### Input for this task
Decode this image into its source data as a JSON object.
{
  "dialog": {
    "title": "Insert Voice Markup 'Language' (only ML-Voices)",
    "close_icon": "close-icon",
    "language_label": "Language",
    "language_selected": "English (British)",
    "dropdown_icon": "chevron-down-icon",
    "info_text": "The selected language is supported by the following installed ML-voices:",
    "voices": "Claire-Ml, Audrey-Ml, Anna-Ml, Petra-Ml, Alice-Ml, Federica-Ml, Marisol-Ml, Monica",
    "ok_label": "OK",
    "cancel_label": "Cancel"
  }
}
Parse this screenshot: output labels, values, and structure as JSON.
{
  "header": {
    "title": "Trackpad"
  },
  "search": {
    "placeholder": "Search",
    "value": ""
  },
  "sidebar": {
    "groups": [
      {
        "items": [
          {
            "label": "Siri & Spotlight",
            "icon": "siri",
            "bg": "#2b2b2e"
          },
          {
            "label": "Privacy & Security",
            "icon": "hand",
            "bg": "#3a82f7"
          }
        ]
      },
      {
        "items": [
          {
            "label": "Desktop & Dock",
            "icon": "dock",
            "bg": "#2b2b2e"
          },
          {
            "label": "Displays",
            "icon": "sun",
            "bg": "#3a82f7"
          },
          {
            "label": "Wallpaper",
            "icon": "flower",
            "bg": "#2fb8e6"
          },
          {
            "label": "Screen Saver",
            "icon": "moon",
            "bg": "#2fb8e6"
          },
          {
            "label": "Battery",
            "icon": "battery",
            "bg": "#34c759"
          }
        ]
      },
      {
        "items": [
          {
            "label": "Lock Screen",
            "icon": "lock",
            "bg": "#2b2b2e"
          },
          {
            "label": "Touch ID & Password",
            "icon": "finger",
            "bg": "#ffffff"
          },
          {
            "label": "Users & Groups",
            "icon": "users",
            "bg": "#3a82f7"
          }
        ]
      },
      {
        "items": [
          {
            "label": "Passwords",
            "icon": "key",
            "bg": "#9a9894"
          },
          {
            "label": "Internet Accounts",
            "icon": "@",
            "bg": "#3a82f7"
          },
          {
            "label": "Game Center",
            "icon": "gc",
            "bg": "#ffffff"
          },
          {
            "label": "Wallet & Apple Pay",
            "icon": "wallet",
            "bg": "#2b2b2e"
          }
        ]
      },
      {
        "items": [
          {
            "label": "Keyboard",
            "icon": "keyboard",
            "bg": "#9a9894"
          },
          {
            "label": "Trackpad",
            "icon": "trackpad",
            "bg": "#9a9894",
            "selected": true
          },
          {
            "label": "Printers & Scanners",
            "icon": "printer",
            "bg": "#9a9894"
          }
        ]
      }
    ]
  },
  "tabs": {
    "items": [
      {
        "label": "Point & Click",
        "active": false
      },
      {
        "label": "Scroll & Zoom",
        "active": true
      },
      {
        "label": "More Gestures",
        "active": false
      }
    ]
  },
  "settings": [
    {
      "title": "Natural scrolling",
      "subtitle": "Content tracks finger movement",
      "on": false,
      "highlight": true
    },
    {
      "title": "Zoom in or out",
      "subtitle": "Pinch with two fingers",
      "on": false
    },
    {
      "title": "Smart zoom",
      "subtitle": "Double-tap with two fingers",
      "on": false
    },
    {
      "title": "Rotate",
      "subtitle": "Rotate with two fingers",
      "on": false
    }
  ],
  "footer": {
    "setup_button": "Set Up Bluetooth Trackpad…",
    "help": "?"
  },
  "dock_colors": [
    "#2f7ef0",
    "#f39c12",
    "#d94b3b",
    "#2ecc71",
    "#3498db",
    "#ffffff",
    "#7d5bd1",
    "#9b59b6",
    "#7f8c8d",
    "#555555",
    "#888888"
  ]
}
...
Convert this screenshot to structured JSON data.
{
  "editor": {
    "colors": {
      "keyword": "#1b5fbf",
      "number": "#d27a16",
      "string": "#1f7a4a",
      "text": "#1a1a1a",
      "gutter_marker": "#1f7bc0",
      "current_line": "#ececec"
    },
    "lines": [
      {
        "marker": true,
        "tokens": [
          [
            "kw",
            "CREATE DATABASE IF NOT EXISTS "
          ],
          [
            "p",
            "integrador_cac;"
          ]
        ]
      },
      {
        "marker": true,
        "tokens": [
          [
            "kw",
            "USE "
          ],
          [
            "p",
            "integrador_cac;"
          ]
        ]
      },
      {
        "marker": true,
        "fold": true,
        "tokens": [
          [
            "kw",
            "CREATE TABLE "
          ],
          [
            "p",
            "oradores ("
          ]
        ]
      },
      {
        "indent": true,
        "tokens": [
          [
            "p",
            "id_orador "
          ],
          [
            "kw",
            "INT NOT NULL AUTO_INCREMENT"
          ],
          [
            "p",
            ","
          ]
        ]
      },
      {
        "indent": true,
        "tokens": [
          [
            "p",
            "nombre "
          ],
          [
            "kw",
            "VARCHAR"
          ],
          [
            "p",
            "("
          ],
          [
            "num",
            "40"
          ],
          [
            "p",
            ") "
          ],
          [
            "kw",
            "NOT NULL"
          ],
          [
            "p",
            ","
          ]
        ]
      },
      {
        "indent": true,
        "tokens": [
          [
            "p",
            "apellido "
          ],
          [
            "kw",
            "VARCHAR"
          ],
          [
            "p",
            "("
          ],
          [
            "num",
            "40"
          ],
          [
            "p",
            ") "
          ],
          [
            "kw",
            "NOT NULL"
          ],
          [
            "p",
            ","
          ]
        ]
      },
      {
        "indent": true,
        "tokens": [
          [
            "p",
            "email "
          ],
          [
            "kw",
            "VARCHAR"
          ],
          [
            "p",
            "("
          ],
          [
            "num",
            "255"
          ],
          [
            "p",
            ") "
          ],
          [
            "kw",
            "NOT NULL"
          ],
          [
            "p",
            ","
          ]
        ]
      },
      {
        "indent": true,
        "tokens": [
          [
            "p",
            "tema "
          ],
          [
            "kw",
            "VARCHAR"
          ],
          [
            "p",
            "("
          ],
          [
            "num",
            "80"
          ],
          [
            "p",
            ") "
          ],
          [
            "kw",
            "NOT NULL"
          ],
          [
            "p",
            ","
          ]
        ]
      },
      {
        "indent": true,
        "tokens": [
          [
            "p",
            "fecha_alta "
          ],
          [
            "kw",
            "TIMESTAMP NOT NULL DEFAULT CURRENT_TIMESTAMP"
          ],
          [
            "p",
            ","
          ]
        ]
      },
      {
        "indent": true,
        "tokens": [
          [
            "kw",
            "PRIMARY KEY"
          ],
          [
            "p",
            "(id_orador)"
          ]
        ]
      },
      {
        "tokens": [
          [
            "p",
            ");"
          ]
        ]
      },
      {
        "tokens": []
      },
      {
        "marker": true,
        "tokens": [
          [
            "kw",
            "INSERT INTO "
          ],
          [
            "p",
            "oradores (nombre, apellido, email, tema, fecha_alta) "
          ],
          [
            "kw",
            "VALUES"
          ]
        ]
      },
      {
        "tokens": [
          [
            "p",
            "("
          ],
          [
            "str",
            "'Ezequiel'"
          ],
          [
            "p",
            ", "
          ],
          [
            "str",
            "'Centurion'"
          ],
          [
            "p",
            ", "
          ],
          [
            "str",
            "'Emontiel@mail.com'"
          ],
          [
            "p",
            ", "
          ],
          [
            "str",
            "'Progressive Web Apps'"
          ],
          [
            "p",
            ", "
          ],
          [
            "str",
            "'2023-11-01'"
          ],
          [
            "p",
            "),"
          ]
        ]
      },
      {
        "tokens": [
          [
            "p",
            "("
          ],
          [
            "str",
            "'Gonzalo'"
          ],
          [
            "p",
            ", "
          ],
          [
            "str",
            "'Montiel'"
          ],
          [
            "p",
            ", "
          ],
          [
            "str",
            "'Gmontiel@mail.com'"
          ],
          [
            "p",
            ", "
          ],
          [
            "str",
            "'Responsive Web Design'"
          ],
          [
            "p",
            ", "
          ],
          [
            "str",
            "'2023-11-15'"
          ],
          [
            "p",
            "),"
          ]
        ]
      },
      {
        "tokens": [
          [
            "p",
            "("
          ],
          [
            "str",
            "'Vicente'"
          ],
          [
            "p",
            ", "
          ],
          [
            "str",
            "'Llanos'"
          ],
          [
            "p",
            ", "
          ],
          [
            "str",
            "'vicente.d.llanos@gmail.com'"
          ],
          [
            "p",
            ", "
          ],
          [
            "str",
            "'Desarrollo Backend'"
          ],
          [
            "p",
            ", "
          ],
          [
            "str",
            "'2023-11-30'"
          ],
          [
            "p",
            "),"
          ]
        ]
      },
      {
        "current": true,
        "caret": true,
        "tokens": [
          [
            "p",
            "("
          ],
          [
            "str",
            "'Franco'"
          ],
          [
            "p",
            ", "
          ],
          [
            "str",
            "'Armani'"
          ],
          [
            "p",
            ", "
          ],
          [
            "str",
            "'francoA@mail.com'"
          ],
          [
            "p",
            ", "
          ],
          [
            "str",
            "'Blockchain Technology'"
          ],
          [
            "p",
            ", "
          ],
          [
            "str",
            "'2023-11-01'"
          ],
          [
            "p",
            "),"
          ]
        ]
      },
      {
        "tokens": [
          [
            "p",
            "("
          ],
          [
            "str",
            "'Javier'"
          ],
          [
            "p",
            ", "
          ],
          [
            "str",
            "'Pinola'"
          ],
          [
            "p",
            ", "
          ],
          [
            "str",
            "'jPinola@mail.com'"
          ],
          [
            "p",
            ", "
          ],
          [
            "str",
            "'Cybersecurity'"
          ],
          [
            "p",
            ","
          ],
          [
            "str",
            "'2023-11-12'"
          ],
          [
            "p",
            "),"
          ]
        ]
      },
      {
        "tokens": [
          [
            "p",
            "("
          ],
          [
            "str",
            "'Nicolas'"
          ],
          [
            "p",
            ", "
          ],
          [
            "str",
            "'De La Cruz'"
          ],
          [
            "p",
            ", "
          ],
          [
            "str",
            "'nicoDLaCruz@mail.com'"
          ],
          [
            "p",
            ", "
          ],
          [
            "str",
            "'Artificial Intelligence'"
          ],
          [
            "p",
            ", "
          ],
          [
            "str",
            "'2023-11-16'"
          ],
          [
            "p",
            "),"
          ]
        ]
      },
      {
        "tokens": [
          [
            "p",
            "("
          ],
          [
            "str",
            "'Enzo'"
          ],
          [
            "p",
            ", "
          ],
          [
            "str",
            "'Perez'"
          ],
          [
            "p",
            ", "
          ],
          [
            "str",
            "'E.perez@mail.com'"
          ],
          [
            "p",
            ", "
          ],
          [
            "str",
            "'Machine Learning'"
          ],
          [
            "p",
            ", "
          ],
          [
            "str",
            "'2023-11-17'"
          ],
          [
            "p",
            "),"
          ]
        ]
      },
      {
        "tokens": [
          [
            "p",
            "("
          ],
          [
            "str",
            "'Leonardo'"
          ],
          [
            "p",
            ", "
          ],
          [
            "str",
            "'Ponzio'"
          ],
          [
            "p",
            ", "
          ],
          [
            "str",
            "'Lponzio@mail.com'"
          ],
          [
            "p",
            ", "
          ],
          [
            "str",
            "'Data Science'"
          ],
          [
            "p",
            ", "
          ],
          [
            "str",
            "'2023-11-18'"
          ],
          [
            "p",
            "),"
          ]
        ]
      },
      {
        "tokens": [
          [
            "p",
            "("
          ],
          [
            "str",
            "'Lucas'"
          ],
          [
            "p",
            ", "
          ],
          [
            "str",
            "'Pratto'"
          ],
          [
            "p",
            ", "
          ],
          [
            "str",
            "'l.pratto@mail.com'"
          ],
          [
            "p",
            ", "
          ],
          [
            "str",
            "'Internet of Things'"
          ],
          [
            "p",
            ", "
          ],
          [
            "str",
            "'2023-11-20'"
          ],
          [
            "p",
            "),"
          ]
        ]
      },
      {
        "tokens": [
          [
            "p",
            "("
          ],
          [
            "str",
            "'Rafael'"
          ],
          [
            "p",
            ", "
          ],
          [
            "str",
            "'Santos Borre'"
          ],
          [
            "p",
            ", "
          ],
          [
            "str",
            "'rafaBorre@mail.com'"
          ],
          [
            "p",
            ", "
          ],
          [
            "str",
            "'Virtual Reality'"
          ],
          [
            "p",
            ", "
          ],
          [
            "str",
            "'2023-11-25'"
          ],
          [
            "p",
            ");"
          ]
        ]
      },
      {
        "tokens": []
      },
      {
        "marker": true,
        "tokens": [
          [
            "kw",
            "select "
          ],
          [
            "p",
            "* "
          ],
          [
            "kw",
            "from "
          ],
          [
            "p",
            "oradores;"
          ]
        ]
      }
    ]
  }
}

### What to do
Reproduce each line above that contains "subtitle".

### Exercise solution
      "subtitle": "Content tracks finger movement",
      "subtitle": "Pinch with two fingers",
      "subtitle": "Double-tap with two fingers",
      "subtitle": "Rotate with two fingers",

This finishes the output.